U.S. says war crimes probe of U.S. forces in Afghanistan unwarranted

WASHINGTON (Reuters) - An International Criminal Court investigation of possible war crimes by U.S. forces in Afghanistan is not “warranted or appropriate,” the U.S. State Department said on Tuesday after prosecutors in The Hague found initial grounds for such a probe.

State Department spokeswoman Elizabeth Trudeau said the United States was not a party to the Rome Statute that created the International Criminal Court in The Hague and had not consented to ICC jurisdiction. She also said Washington had a robust justice system able to deal with such complaints.

“The United States is deeply committed to complying with the law of war,” Trudeau told reporters at a news briefing. “We do not believe that an ICC examination or investigation with respect to actions of U.S. personnel in relation to the situation in Afghanistan is warranted or appropriate.”

Her comments came a day after prosecutors at the International Criminal Court said in a report that there was a “reasonable basis to believe” that U.S. forces had tortured at least 61 prisoners in Afghanistan and another 27 at CIA detention facilities elsewhere in 2003 and 2004.

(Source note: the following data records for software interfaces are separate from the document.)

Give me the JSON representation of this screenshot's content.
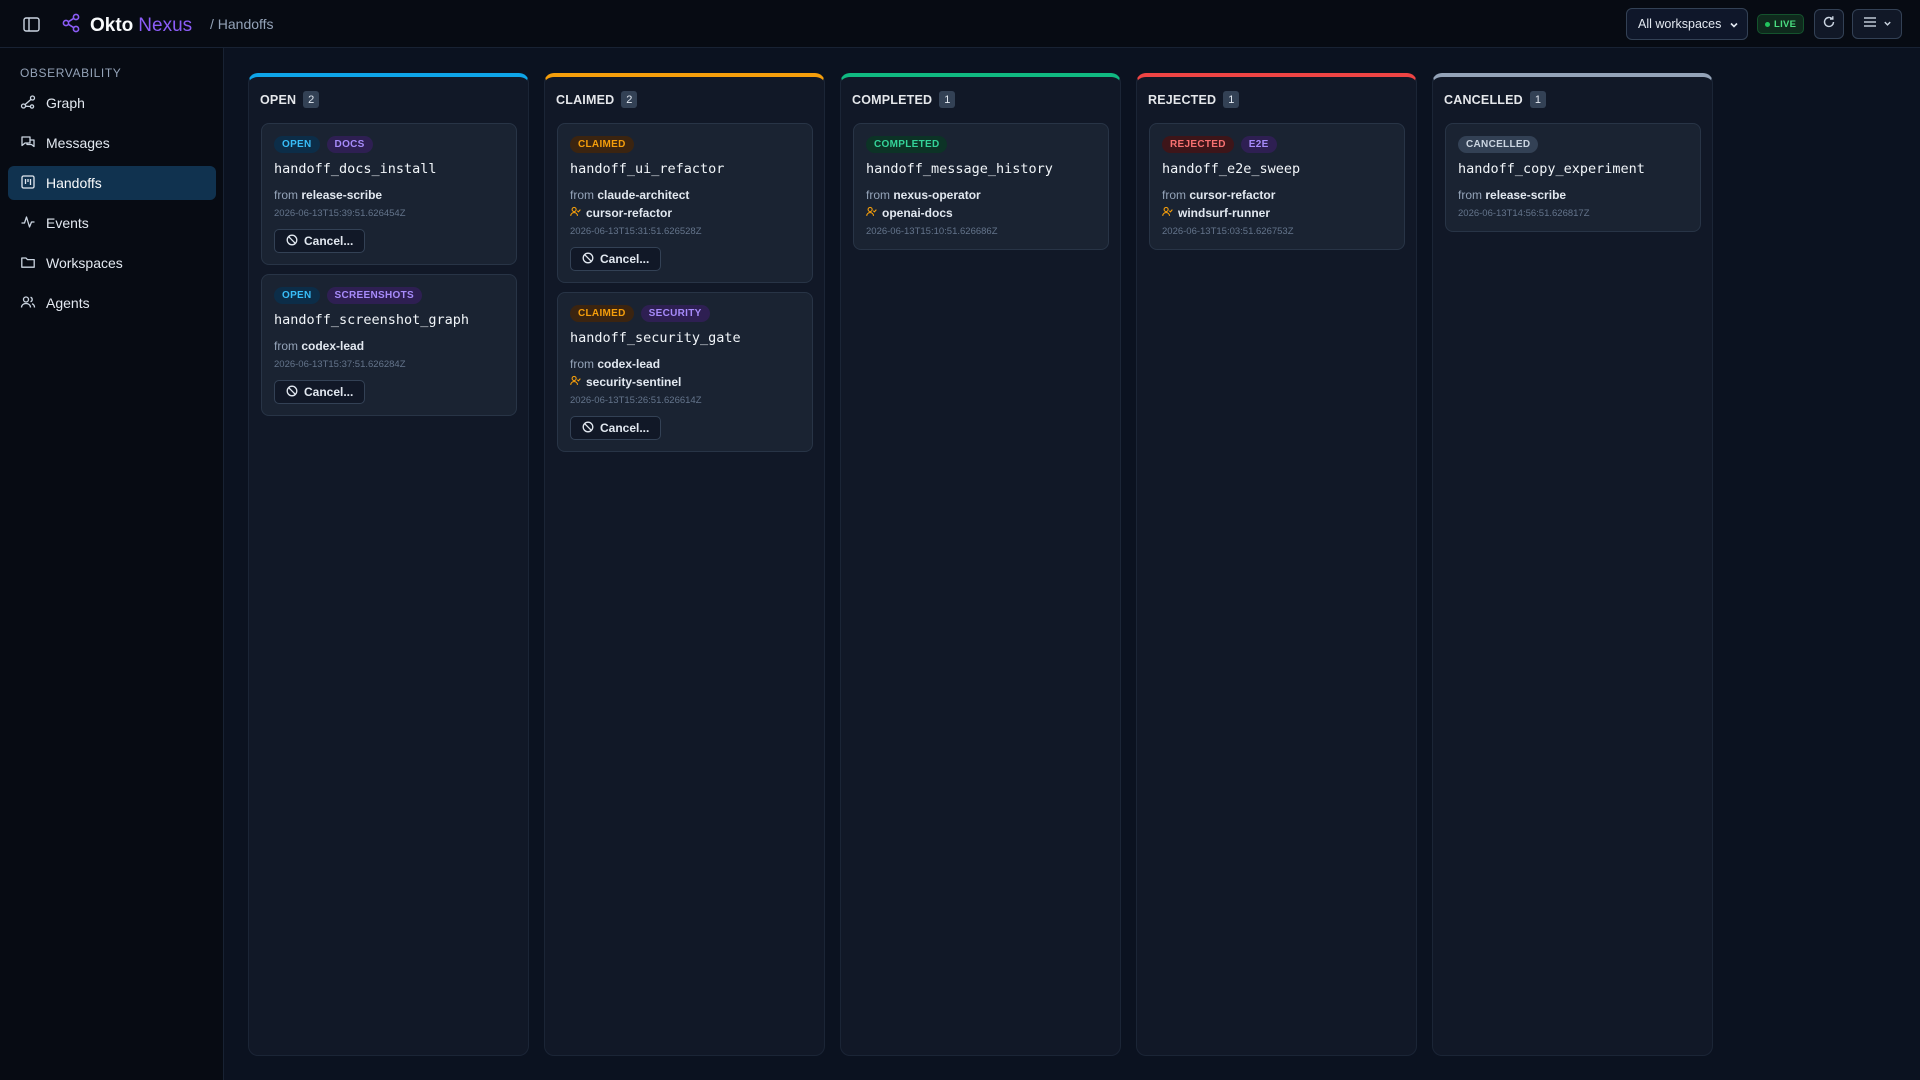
{
  "header": {
    "brand_primary": "Okto",
    "brand_accent": "Nexus",
    "breadcrumb": "/ Handoffs",
    "workspace_select": "All workspaces",
    "live_label": "LIVE"
  },
  "sidebar": {
    "section": "OBSERVABILITY",
    "items": [
      {
        "label": "Graph",
        "icon": "graph-icon"
      },
      {
        "label": "Messages",
        "icon": "messages-icon"
      },
      {
        "label": "Handoffs",
        "icon": "handoffs-icon",
        "active": true
      },
      {
        "label": "Events",
        "icon": "activity-icon"
      },
      {
        "label": "Workspaces",
        "icon": "folder-icon"
      },
      {
        "label": "Agents",
        "icon": "users-icon"
      }
    ]
  },
  "board": {
    "from_prefix": "from",
    "cancel_label": "Cancel...",
    "columns": [
      {
        "title": "OPEN",
        "count": "2",
        "color": "#0ea5e9",
        "cards": [
          {
            "status": "OPEN",
            "tag": "DOCS",
            "title": "handoff_docs_install",
            "from": "release-scribe",
            "claimer": null,
            "time": "2026-06-13T15:39:51.626454Z",
            "cancel": true
          },
          {
            "status": "OPEN",
            "tag": "SCREENSHOTS",
            "title": "handoff_screenshot_graph",
            "from": "codex-lead",
            "claimer": null,
            "time": "2026-06-13T15:37:51.626284Z",
            "cancel": true
          }
        ]
      },
      {
        "title": "CLAIMED",
        "count": "2",
        "color": "#f59e0b",
        "cards": [
          {
            "status": "CLAIMED",
            "tag": null,
            "title": "handoff_ui_refactor",
            "from": "claude-architect",
            "claimer": "cursor-refactor",
            "time": "2026-06-13T15:31:51.626528Z",
            "cancel": true
          },
          {
            "status": "CLAIMED",
            "tag": "SECURITY",
            "title": "handoff_security_gate",
            "from": "codex-lead",
            "claimer": "security-sentinel",
            "time": "2026-06-13T15:26:51.626614Z",
            "cancel": true
          }
        ]
      },
      {
        "title": "COMPLETED",
        "count": "1",
        "color": "#10b981",
        "cards": [
          {
            "status": "COMPLETED",
            "tag": null,
            "title": "handoff_message_history",
            "from": "nexus-operator",
            "claimer": "openai-docs",
            "time": "2026-06-13T15:10:51.626686Z",
            "cancel": false
          }
        ]
      },
      {
        "title": "REJECTED",
        "count": "1",
        "color": "#ef4444",
        "cards": [
          {
            "status": "REJECTED",
            "tag": "E2E",
            "title": "handoff_e2e_sweep",
            "from": "cursor-refactor",
            "claimer": "windsurf-runner",
            "time": "2026-06-13T15:03:51.626753Z",
            "cancel": false
          }
        ]
      },
      {
        "title": "CANCELLED",
        "count": "1",
        "color": "#94a3b8",
        "cards": [
          {
            "status": "CANCELLED",
            "tag": null,
            "title": "handoff_copy_experiment",
            "from": "release-scribe",
            "claimer": null,
            "time": "2026-06-13T14:56:51.626817Z",
            "cancel": false
          }
        ]
      }
    ]
  }
}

The prosecutors’ office, headed by Prosecutor Fatou Bensouda, said it would decide imminently whether to pursue a full investigation. The results could lead to charges being brought against individuals and the issuing of arrest warrants.

The United States occupied Afghanistan in 2001 as it went after al Qaeda leaders behind the Sept. 11 attacks on New York and Washington. Crimes also may have been committed at U.S. Central Intelligence Agency facilities in Poland, Lithuania and Romania, where some people captured in Afghanistan were taken, prosecutors said.

The U.S. Justice Department between 2009 and 2012 investigated CIA mistreatment of detainees, including a full criminal investigation into two deaths in U.S. custody, but ultimately decided against prosecuting anyone.

Some U.S. military personnel have been prosecuted for murder and other crimes in Afghanistan.

The ICC was established in 1998 to prosecute war crimes and crimes against humanity. Trudeau noted the United States has “engaged with the ICC and we’ve supported ICC investigations and prosecution of cases that we believe advance our values in accordance with U.S. law.”

But she said the U.S. military was held to “the highest possible standards” and the United States had systems of accountability capable of dealing with war crimes allegations.

“We do an extraordinary job of investigating ... credible allegations, holding ourselves accountable, holding our personnel accountable and closing investigations in a manner that serves justice,” she said.

Reporting by David Alexander and Thomas Escritt; Editing by Tom Brown